They love jazz in their restaurant, and each New Year's Eve they have Jim Crumble and myself bring a 4-piece group in to create an atmosphere.

This time, Dexter Bell played bass, and we called Alan Wyatt of Lee University in Cleveland to play tenor saxophone.

Suffice it to say that playing live jazz is an avocation of mine, since completing a master's in jazz at the university of Tennessee in 1996. I say avocation because it continues to be an active interest but I am unable to practice and focus on jazz improvisation to the extent that a real jazz performer should.

This time, though, Alan made the evening different. He is probably this area's finest reed player, and is also a former classmate at UT. Twice during the evening he said, "this is a fun gig," and at the end he shook my hand and said, "we'll do this again."

I came home with the unusual sense of both accomplishment and of growth. Most of my musical performance experiences now are those of being a band leader or mentor. In this case Alan clearly had the strongest chops and yet he still enjoyed himself, if we are to believe him. The sense of accomplishment was that I am able to cut this gig and come home not feeling like I have embarrassed myself.
Getting my jazz degree was one of the smart decisions of my whole life. It unified our family around something cool, just when our children were teenagers. It answered some abiding questions about musical structures that I had had for years. And it gave me a new hobby for the rest of my life; Marian McPartland is 90 years old this year. That's she above.

About Me

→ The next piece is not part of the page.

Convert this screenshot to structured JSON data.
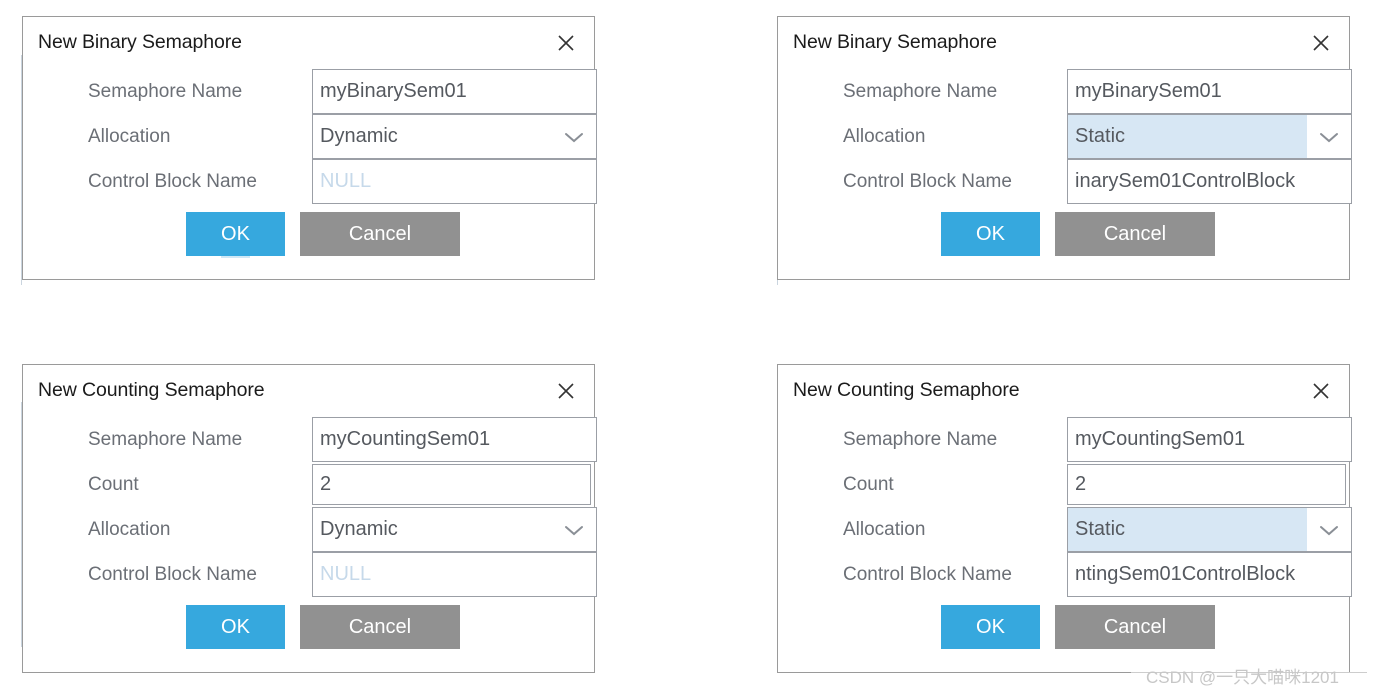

My photo
I am a person who is perceived as youthful, although I am in my late 50s. I play and sing music, and it tends to keep me in the culture, like a lot of young people do. I am a "high I" on the DISC Behavioral Test, which means I'm optimistic, enthusiastic, a team player, and I motivate others toward goals. I don't like exercise, but I have a high metabolism, so I don't tend to be overweight at this time in my life! I have recently been doing moderate exercise and physical therapy for a shoulder condition.